Dataset rows for apps and sites:
◇ ◇ ◇

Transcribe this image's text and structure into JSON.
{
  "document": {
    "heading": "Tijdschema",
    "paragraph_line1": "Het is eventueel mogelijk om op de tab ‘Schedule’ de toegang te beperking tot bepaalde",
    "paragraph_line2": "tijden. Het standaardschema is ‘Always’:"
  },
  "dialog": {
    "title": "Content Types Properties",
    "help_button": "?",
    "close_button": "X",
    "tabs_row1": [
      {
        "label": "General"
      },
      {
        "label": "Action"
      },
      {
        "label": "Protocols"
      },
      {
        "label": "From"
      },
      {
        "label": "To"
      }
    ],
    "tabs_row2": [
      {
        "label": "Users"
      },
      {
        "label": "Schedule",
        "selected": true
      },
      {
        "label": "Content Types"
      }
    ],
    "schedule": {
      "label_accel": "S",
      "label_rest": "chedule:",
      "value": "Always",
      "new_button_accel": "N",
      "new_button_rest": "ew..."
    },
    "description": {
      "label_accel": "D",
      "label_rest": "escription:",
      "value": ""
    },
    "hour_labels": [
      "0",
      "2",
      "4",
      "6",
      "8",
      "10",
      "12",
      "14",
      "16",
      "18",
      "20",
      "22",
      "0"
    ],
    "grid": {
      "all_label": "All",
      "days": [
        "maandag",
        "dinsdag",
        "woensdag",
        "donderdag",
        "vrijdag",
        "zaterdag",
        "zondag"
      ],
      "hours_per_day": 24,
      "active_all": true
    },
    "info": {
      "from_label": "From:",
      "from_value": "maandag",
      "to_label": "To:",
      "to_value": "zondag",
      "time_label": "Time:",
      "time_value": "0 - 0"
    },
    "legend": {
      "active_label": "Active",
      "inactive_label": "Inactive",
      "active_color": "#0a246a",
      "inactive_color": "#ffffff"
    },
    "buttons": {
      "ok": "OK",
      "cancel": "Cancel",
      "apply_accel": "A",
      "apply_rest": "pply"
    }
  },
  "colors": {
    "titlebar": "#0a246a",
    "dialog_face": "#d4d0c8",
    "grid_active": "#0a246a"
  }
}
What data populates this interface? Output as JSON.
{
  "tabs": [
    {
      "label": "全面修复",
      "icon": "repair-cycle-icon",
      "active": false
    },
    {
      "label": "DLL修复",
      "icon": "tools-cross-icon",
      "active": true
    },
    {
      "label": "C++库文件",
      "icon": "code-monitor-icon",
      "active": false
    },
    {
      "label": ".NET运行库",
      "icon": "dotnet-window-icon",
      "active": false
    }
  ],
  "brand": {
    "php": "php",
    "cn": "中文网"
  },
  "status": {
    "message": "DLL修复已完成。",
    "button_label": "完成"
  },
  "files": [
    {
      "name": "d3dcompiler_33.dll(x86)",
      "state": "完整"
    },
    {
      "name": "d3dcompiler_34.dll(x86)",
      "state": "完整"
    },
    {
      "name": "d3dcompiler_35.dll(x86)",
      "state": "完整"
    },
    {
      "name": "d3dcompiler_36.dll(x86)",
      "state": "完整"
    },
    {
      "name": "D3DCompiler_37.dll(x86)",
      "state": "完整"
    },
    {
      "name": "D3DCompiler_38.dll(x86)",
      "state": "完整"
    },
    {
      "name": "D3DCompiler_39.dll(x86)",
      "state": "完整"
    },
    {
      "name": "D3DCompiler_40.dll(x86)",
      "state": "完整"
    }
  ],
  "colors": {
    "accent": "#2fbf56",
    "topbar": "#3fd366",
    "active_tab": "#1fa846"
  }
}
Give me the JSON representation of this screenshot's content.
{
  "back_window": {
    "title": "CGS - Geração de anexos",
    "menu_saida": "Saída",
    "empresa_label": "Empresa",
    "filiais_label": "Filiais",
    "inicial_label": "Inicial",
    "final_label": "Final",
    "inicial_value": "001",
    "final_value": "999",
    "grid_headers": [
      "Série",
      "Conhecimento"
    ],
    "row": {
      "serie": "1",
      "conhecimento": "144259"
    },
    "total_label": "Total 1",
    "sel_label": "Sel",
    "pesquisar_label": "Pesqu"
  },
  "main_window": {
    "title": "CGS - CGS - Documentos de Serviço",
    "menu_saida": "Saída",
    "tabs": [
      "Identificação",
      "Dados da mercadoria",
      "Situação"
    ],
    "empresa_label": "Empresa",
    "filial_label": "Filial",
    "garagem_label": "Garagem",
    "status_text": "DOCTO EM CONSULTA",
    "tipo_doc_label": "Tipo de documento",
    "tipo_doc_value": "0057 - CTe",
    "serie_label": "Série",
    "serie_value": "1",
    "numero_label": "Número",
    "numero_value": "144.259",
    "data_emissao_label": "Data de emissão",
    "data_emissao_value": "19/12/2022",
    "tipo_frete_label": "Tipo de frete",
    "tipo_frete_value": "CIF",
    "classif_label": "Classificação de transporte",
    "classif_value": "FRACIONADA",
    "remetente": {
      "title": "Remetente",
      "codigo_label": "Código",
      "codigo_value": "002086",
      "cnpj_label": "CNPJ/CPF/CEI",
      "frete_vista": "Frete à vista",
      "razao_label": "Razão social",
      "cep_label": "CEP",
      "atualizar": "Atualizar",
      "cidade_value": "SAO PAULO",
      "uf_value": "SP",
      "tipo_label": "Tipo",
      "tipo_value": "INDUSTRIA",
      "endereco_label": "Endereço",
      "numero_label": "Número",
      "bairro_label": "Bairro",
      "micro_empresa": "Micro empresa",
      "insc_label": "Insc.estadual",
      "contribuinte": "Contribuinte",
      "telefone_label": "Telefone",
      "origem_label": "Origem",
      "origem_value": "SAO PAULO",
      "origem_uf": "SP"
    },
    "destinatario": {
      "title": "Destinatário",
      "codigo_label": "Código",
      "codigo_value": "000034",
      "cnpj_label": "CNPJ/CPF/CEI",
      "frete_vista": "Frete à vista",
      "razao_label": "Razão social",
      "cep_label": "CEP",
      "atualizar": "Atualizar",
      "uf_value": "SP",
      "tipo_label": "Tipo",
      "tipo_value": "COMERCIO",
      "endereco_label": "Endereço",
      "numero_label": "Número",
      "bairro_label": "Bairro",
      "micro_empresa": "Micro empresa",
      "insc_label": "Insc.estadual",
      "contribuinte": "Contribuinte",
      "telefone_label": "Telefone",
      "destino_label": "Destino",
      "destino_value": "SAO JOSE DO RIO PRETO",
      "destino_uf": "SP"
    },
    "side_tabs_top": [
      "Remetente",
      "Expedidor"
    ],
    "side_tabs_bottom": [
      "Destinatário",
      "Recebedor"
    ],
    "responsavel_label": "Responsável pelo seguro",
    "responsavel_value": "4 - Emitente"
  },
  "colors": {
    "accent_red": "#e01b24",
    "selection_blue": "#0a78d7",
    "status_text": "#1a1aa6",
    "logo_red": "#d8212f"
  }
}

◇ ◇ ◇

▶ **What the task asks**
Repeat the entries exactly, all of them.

▶ **Completed exercise**
Transcribe this image's text and structure into JSON.
{
  "document": {
    "heading": "Tijdschema",
    "paragraph_line1": "Het is eventueel mogelijk om op de tab ‘Schedule’ de toegang te beperking tot bepaalde",
    "paragraph_line2": "tijden. Het standaardschema is ‘Always’:"
  },
  "dialog": {
    "title": "Content Types Properties",
    "help_button": "?",
    "close_button": "X",
    "tabs_row1": [
      {
        "label": "General"
      },
      {
        "label": "Action"
      },
      {
        "label": "Protocols"
      },
      {
        "label": "From"
      },
      {
        "label": "To"
      }
    ],
    "tabs_row2": [
      {
        "label": "Users"
      },
      {
        "label": "Schedule",
        "selected": true
      },
      {
        "label": "Content Types"
      }
    ],
    "schedule": {
      "label_accel": "S",
      "label_rest": "chedule:",
      "value": "Always",
      "new_button_accel": "N",
      "new_button_rest": "ew..."
    },
    "description": {
      "label_accel": "D",
      "label_rest": "escription:",
      "value": ""
    },
    "hour_labels": [
      "0",
      "2",
      "4",
      "6",
      "8",
      "10",
      "12",
      "14",
      "16",
      "18",
      "20",
      "22",
      "0"
    ],
    "grid": {
      "all_label": "All",
      "days": [
        "maandag",
        "dinsdag",
        "woensdag",
        "donderdag",
        "vrijdag",
        "zaterdag",
        "zondag"
      ],
      "hours_per_day": 24,
      "active_all": true
    },
    "info": {
      "from_label": "From:",
      "from_value": "maandag",
      "to_label": "To:",
      "to_value": "zondag",
      "time_label": "Time:",
      "time_value": "0 - 0"
    },
    "legend": {
      "active_label": "Active",
      "inactive_label": "Inactive",
      "active_color": "#0a246a",
      "inactive_color": "#ffffff"
    },
    "buttons": {
      "ok": "OK",
      "cancel": "Cancel",
      "apply_accel": "A",
      "apply_rest": "pply"
    }
  },
  "colors": {
    "titlebar": "#0a246a",
    "dialog_face": "#d4d0c8",
    "grid_active": "#0a246a"
  }
}
What data populates this interface? Output as JSON.
{
  "tabs": [
    {
      "label": "全面修复",
      "icon": "repair-cycle-icon",
      "active": false
    },
    {
      "label": "DLL修复",
      "icon": "tools-cross-icon",
      "active": true
    },
    {
      "label": "C++库文件",
      "icon": "code-monitor-icon",
      "active": false
    },
    {
      "label": ".NET运行库",
      "icon": "dotnet-window-icon",
      "active": false
    }
  ],
  "brand": {
    "php": "php",
    "cn": "中文网"
  },
  "status": {
    "message": "DLL修复已完成。",
    "button_label": "完成"
  },
  "files": [
    {
      "name": "d3dcompiler_33.dll(x86)",
      "state": "完整"
    },
    {
      "name": "d3dcompiler_34.dll(x86)",
      "state": "完整"
    },
    {
      "name": "d3dcompiler_35.dll(x86)",
      "state": "完整"
    },
    {
      "name": "d3dcompiler_36.dll(x86)",
      "state": "完整"
    },
    {
      "name": "D3DCompiler_37.dll(x86)",
      "state": "完整"
    },
    {
      "name": "D3DCompiler_38.dll(x86)",
      "state": "完整"
    },
    {
      "name": "D3DCompiler_39.dll(x86)",
      "state": "完整"
    },
    {
      "name": "D3DCompiler_40.dll(x86)",
      "state": "完整"
    }
  ],
  "colors": {
    "accent": "#2fbf56",
    "topbar": "#3fd366",
    "active_tab": "#1fa846"
  }
}
Give me the JSON representation of this screenshot's content.
{
  "back_window": {
    "title": "CGS - Geração de anexos",
    "menu_saida": "Saída",
    "empresa_label": "Empresa",
    "filiais_label": "Filiais",
    "inicial_label": "Inicial",
    "final_label": "Final",
    "inicial_value": "001",
    "final_value": "999",
    "grid_headers": [
      "Série",
      "Conhecimento"
    ],
    "row": {
      "serie": "1",
      "conhecimento": "144259"
    },
    "total_label": "Total 1",
    "sel_label": "Sel",
    "pesquisar_label": "Pesqu"
  },
  "main_window": {
    "title": "CGS - CGS - Documentos de Serviço",
    "menu_saida": "Saída",
    "tabs": [
      "Identificação",
      "Dados da mercadoria",
      "Situação"
    ],
    "empresa_label": "Empresa",
    "filial_label": "Filial",
    "garagem_label": "Garagem",
    "status_text": "DOCTO EM CONSULTA",
    "tipo_doc_label": "Tipo de documento",
    "tipo_doc_value": "0057 - CTe",
    "serie_label": "Série",
    "serie_value": "1",
    "numero_label": "Número",
    "numero_value": "144.259",
    "data_emissao_label": "Data de emissão",
    "data_emissao_value": "19/12/2022",
    "tipo_frete_label": "Tipo de frete",
    "tipo_frete_value": "CIF",
    "classif_label": "Classificação de transporte",
    "classif_value": "FRACIONADA",
    "remetente": {
      "title": "Remetente",
      "codigo_label": "Código",
      "codigo_value": "002086",
      "cnpj_label": "CNPJ/CPF/CEI",
      "frete_vista": "Frete à vista",
      "razao_label": "Razão social",
      "cep_label": "CEP",
      "atualizar": "Atualizar",
      "cidade_value": "SAO PAULO",
      "uf_value": "SP",
      "tipo_label": "Tipo",
      "tipo_value": "INDUSTRIA",
      "endereco_label": "Endereço",
      "numero_label": "Número",
      "bairro_label": "Bairro",
      "micro_empresa": "Micro empresa",
      "insc_label": "Insc.estadual",
      "contribuinte": "Contribuinte",
      "telefone_label": "Telefone",
      "origem_label": "Origem",
      "origem_value": "SAO PAULO",
      "origem_uf": "SP"
    },
    "destinatario": {
      "title": "Destinatário",
      "codigo_label": "Código",
      "codigo_value": "000034",
      "cnpj_label": "CNPJ/CPF/CEI",
      "frete_vista": "Frete à vista",
      "razao_label": "Razão social",
      "cep_label": "CEP",
      "atualizar": "Atualizar",
      "uf_value": "SP",
      "tipo_label": "Tipo",
      "tipo_value": "COMERCIO",
      "endereco_label": "Endereço",
      "numero_label": "Número",
      "bairro_label": "Bairro",
      "micro_empresa": "Micro empresa",
      "insc_label": "Insc.estadual",
      "contribuinte": "Contribuinte",
      "telefone_label": "Telefone",
      "destino_label": "Destino",
      "destino_value": "SAO JOSE DO RIO PRETO",
      "destino_uf": "SP"
    },
    "side_tabs_top": [
      "Remetente",
      "Expedidor"
    ],
    "side_tabs_bottom": [
      "Destinatário",
      "Recebedor"
    ],
    "responsavel_label": "Responsável pelo seguro",
    "responsavel_value": "4 - Emitente"
  },
  "colors": {
    "accent_red": "#e01b24",
    "selection_blue": "#0a78d7",
    "status_text": "#1a1aa6",
    "logo_red": "#d8212f"
  }
}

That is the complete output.